### [RECORDS FOR THE EXERCISE]
^^^^
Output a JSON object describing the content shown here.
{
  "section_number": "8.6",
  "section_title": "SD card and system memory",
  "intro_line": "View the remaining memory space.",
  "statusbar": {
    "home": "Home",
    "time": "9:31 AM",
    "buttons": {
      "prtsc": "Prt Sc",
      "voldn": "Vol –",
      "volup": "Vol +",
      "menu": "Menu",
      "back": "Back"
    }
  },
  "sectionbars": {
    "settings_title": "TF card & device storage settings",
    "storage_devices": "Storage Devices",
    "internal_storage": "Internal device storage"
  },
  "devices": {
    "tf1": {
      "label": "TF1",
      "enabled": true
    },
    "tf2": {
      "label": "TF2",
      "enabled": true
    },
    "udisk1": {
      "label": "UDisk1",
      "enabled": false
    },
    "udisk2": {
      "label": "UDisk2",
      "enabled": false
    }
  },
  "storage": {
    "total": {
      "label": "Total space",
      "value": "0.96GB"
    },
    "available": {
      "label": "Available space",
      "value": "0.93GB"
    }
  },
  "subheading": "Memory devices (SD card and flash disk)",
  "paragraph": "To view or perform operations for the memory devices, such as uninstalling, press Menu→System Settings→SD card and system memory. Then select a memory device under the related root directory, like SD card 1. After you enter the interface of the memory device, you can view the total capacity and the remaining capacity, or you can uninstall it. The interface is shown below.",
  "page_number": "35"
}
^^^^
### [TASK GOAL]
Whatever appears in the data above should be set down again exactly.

### [RESPONSE FOR THIS EXERCISE]
Output a JSON object describing the content shown here.
{
  "section_number": "8.6",
  "section_title": "SD card and system memory",
  "intro_line": "View the remaining memory space.",
  "statusbar": {
    "home": "Home",
    "time": "9:31 AM",
    "buttons": {
      "prtsc": "Prt Sc",
      "voldn": "Vol –",
      "volup": "Vol +",
      "menu": "Menu",
      "back": "Back"
    }
  },
  "sectionbars": {
    "settings_title": "TF card & device storage settings",
    "storage_devices": "Storage Devices",
    "internal_storage": "Internal device storage"
  },
  "devices": {
    "tf1": {
      "label": "TF1",
      "enabled": true
    },
    "tf2": {
      "label": "TF2",
      "enabled": true
    },
    "udisk1": {
      "label": "UDisk1",
      "enabled": false
    },
    "udisk2": {
      "label": "UDisk2",
      "enabled": false
    }
  },
  "storage": {
    "total": {
      "label": "Total space",
      "value": "0.96GB"
    },
    "available": {
      "label": "Available space",
      "value": "0.93GB"
    }
  },
  "subheading": "Memory devices (SD card and flash disk)",
  "paragraph": "To view or perform operations for the memory devices, such as uninstalling, press Menu→System Settings→SD card and system memory. Then select a memory device under the related root directory, like SD card 1. After you enter the interface of the memory device, you can view the total capacity and the remaining capacity, or you can uninstall it. The interface is shown below.",
  "page_number": "35"
}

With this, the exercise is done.